The director of Poland’s Auschwitz-Birkenau Memorial and Museum Piotr Cywinski has asked Nigerian President Muhammadu Buhari to pardon a 13-year-old boy Omar Farouq sentenced to 10 years’ imprisonment for blasphemy.
“As the director of the Auschwitz Memorial, that commemorates the victims and preserves the remains of the German Nazi concentration and extermination camp, where children were imprisoned and murdered, I cannot remain indifferent to this disgraceful sentence for humanity,” Cywiński said in a letter to Buhari on Friday.
“Regardless of what he said, he cannot be treated as fully aware and responsible, given his age. He should not be subjected to the loss of the entirety of his youth, be deprived of opportunities, and stigmatized physically, emotionally, and educationally for the rest of his life,” he added.
Farouq was convicted in a Sharia court in Kano State after he was accused of using foul language toward Allah in an argument with a friend.
The state claimed Farouq was arraigned as an adult because he has attained puberty and has full responsibility under Islamic law. The same court sentenced Yahaya Sharif-Aminu, a studio assistant, to death for blasphemy against the Prophet Muhammed on August 10.
If Buhari refuses to intervene and Farouq’s sentence is not commuted, Cywiński offered to take the place of the 13-year-old in prison, along with 190 other adult volunteers.
“However, if it turns out that the words of this child absolutely require 120 months of imprisonment, and even you are not able to change that, I suggest that in place of the child, 120 adult volunteers from all over the world, gathered by us—myself personally among them— should each serve a month in a Nigerian prison,” wrote the director.
He also offered to personally fund Farouq’s education if he is pardoned, resulting in “an aware and educated young citizen” rather than a “destroyed young man.”
Farouq’s punishment is in violation of the African Charter of the Rights and Welfare of a Child and the Nigerian constitution, said his counsel Kola Alapinni, who told reporters they filed an appeal on his behalf on September 7.
Alapinni said he or other lawyers working on the case have not been granted access to Farouq by authorities in Kano State.
He said he found out about Farouq’s case by chance when working on the case of Sharif-Aminu, who was sentenced to death for blasphemy at the Kano Upper Sharia Court.
“We found out they were convicted on the same day, by the same judge, in the same court, for blasphemy and we found out no one was talking about Omar, so we had to move quickly to file an appeal for him,” he told reporters.
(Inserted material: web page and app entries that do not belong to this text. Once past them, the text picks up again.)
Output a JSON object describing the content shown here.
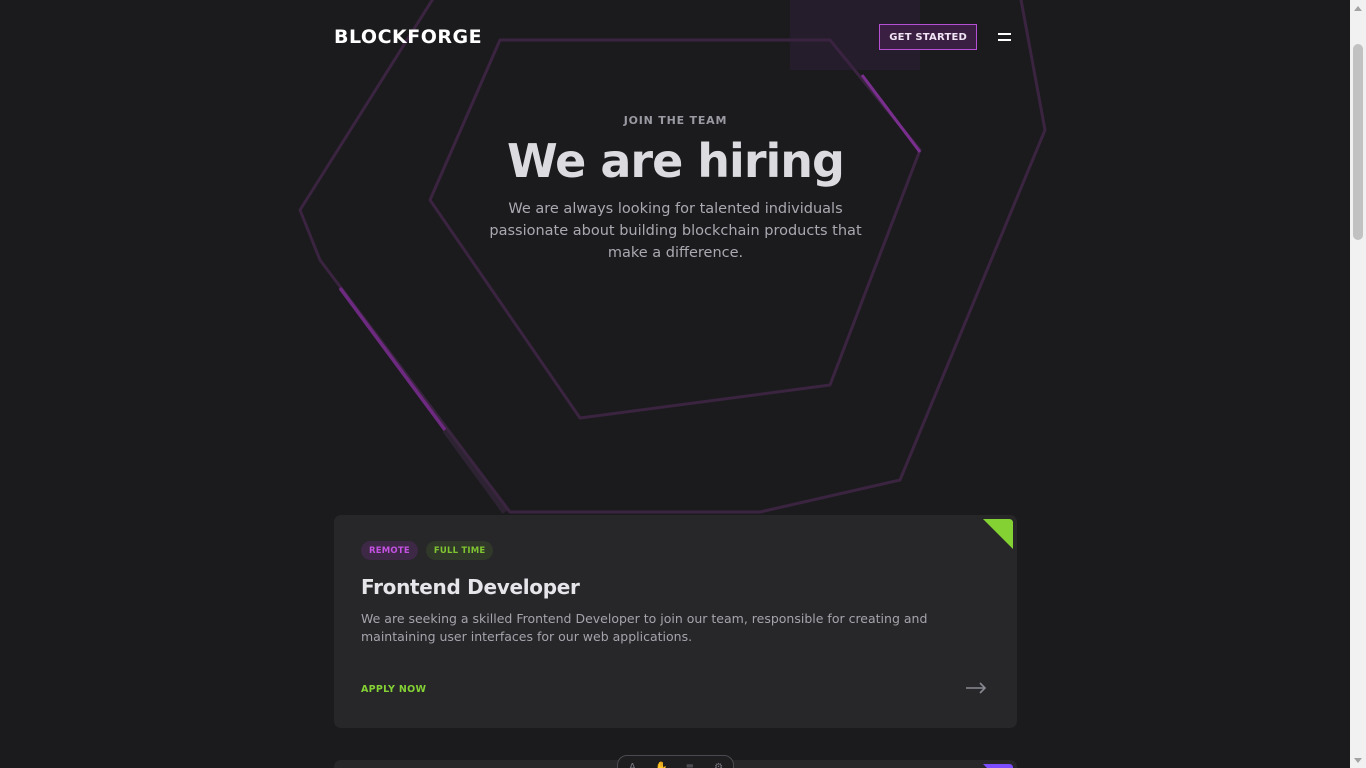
{
  "header": {
    "logo": "BLOCKFORGE",
    "cta_label": "GET STARTED",
    "menu_icon": "hamburger-menu-icon"
  },
  "hero": {
    "eyebrow": "JOIN THE TEAM",
    "title": "We are hiring",
    "description": "We are always looking for talented individuals passionate about building blockchain products that make a difference."
  },
  "jobs": [
    {
      "tags": [
        "REMOTE",
        "FULL TIME"
      ],
      "title": "Frontend Developer",
      "description": "We are seeking a skilled Frontend Developer to join our team, responsible for creating and maintaining user interfaces for our web applications.",
      "apply_label": "APPLY NOW",
      "arrow_icon": "arrow-right-icon"
    }
  ],
  "colors": {
    "background": "#1b1b1e",
    "card": "#27272a",
    "accent_purple": "#b64ed6",
    "accent_green": "#84d134",
    "accent_violet": "#7c4dff"
  },
  "toolbar_icons": [
    "text-icon",
    "hand-icon",
    "filter-icon",
    "settings-icon"
  ]
}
“Blasphemy is not recognized by Nigerian law. It is inconsistent with the constitution of Nigeria,” he added.
United Nations Children’s Fund has also condemned the sentencing of the teenager.